I know I'm fighting a losing battle here, but can still hope against hope that one day those suits and ties will come out of the closet, and style will be in style again.


Children's Craniofacial Association

Thursday, December 6, 2012

The Grinch Report

I thought it would be nice to write a rant based on things related to Christmas. Let it not be said that I lack holiday spirit. 

Christmas trees, a lovely tradition started by the Germans I believe, used to cost five or ten bucks. Some enterprising elf would set up in a vacant lot or on a street corner and have a supply of trees trucked in from God knows where. There was only one kind, Douglas Fir I think. You would wander down and find one that looked decent enough to haggle over. For a few dollars less, especially the closer you got to Christmas Eve, you could negotiate for the tree that had a bare side. Once home you could turn that side to the wall...who would know...and you'd be three bucks to the good. Now buying a tree is complicated. They have Christmas tree farms that grow a half dozen varieties, and all cost seventy-five dollars. They are all perfectly shaped so there is no bargaining with the tree guy around a fire blazing in the 50 gallon drum. Humbug.

Then comes the decorations. We used to dress up those scrawny trees with ornaments that had been in the family forever. The Christmas balls were beautifully made and sturdy. The colored lights were real bulbs that could be changed if they burned out. You could buy 4-watt bulbs or, if you lived not too far from the firehouse and craved adventure, the 9-watt babies. A few boxes of tinsel and a star would complete the job. Now tree ornaments are made so cheaply in China, and they break if you look at them too hard. Same for the crappy lights that come in a long string of 50 or 100. While safer to use, if one light goes, the whole set is useless. And the defective light never shows itself until the tree is up and fully decorated. And it is always the middle set of lights. Humbug.

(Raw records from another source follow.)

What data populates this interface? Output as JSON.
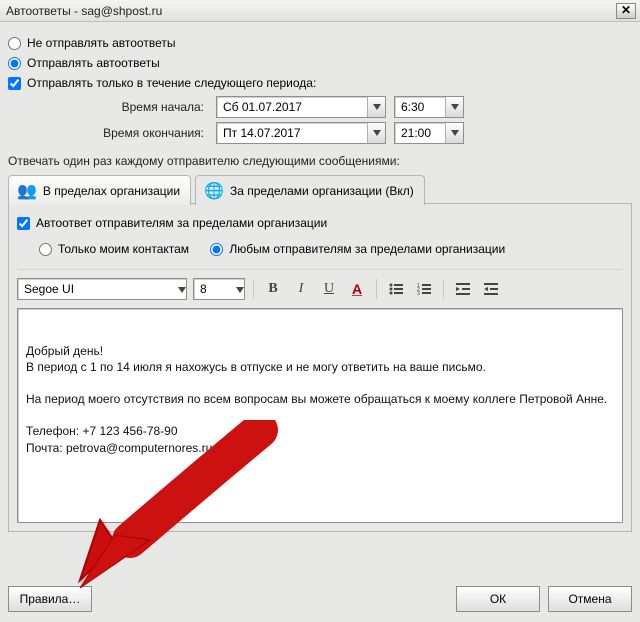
{
  "window": {
    "title": "Автоответы - sag@shpost.ru"
  },
  "radios": {
    "no_send": "Не отправлять автоответы",
    "send": "Отправлять автоответы"
  },
  "period": {
    "checkbox": "Отправлять только в течение следующего периода:",
    "start_label": "Время начала:",
    "end_label": "Время окончания:",
    "start_date": "Сб 01.07.2017",
    "start_time": "6:30",
    "end_date": "Пт 14.07.2017",
    "end_time": "21:00"
  },
  "section_label": "Отвечать один раз каждому отправителю следующими сообщениями:",
  "tabs": {
    "inside": "В пределах организации",
    "outside": "За пределами организации (Вкл)"
  },
  "outside": {
    "checkbox": "Автоответ отправителям за пределами организации",
    "only_contacts": "Только моим контактам",
    "any_senders": "Любым отправителям за пределами организации"
  },
  "editor": {
    "font": "Segoe UI",
    "size": "8",
    "body": "Добрый день!\nВ период с 1 по 14 июля я нахожусь в отпуске и не могу ответить на ваше письмо.\n\nНа период моего отсутствия по всем вопросам вы можете обращаться к моему коллеге Петровой Анне.\n\nТелефон: +7 123 456-78-90\nПочта: petrova@computernores.ru"
  },
  "buttons": {
    "rules": "Правила…",
    "ok": "ОК",
    "cancel": "Отмена"
  }
}
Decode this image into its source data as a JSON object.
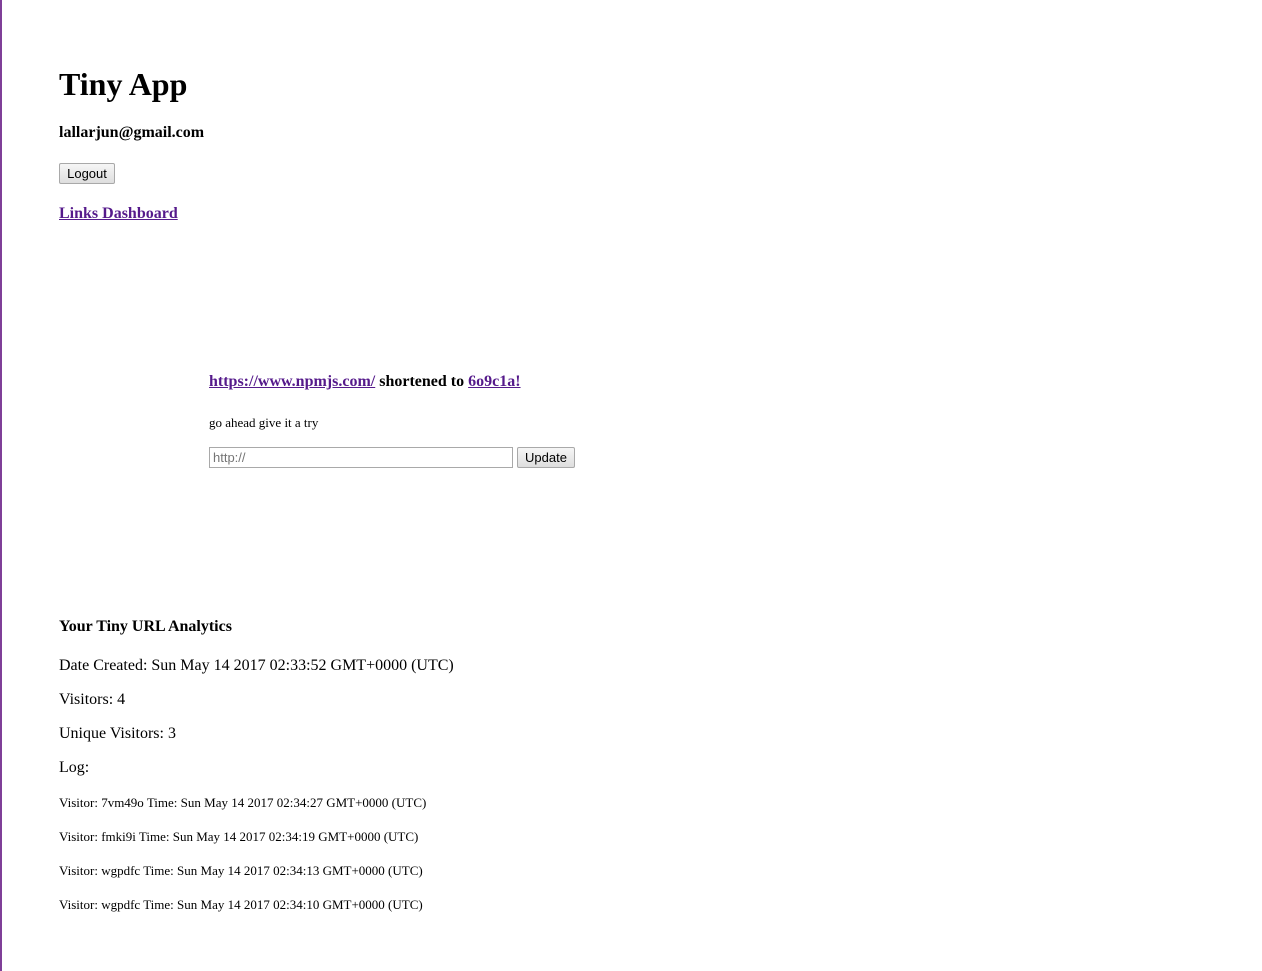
{
  "colors": {
    "link_visited": "#551a8b",
    "left_border": "#7f3f98"
  },
  "header": {
    "title": "Tiny App",
    "user_email": "lallarjun@gmail.com",
    "logout_label": "Logout",
    "nav_link_label": "Links Dashboard"
  },
  "shortened": {
    "long_url": "https://www.npmjs.com/",
    "middle_text": " shortened to ",
    "short_code": "6o9c1a!",
    "hint": "go ahead give it a try",
    "input_value": "",
    "input_placeholder": "http://",
    "update_label": "Update"
  },
  "analytics": {
    "heading": "Your Tiny URL Analytics",
    "date_created": "Date Created: Sun May 14 2017 02:33:52 GMT+0000 (UTC)",
    "visitors": "Visitors: 4",
    "unique_visitors": "Unique Visitors: 3",
    "log_label": "Log:",
    "log": [
      "Visitor: 7vm49o Time: Sun May 14 2017 02:34:27 GMT+0000 (UTC)",
      "Visitor: fmki9i Time: Sun May 14 2017 02:34:19 GMT+0000 (UTC)",
      "Visitor: wgpdfc Time: Sun May 14 2017 02:34:13 GMT+0000 (UTC)",
      "Visitor: wgpdfc Time: Sun May 14 2017 02:34:10 GMT+0000 (UTC)"
    ]
  }
}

It's a wonder there are any trees left given all the catalogs that start appearing in mailboxes around the holidays. I'm not exaggerating when I say we get at least 5 catalogs a day. Acorn Media sends me three a week in case I want another chance to order season 1 of the Inspector Morse mysteries. My favorite is the Hammacher-Schlemmer catalog that offers the most expensive yet wildly impractical gifts ever conceived by man, like the Porsche slot car racing set with precision detailed race cars for a mere $125,000. I also love the America's Heartland catalog that features outlandish items that I'm sure are found under many a redneck's Christmas tree..."three realistic duck decoys, two purple satin love pillows, and sweatpants that look like jeans." Humbug.

My final holiday beef is a musical one. Some radio stations in our area start playing 'all Christmas' music even before Thanksgiving is over. It sounds like a nice idea until you listen for a while. I'm going to throw out a number here, purely guess work on my part, that there are at least 3,000 Christmas songs available for play. When you consider that each one may have been performed by multiple artists, the number grows. My question is this: with all those songs to choose from, why do I hear the same few songs played over and over? Last Christmas, by George Michael, All I Want for Christmas, by Mariah Carey, and the much despised Holly Jolly Christmas by Burl Ives. I swear one day I will drive over a cliff lurching for the radio dial every time one of these comes on. Humbug.

Don't misunderstand, I really love Christmas. I look forward to decorating the house, I watch all the mandatory Christmas movies, I even go to Christmas day mass even though I know my regular seat will be taken by some jaboney who shows up once a year. Maybe this year Santa will hear all my Scrooging and send the ghost of Christmas Annoying to visit me.


Children's Craniofacial Association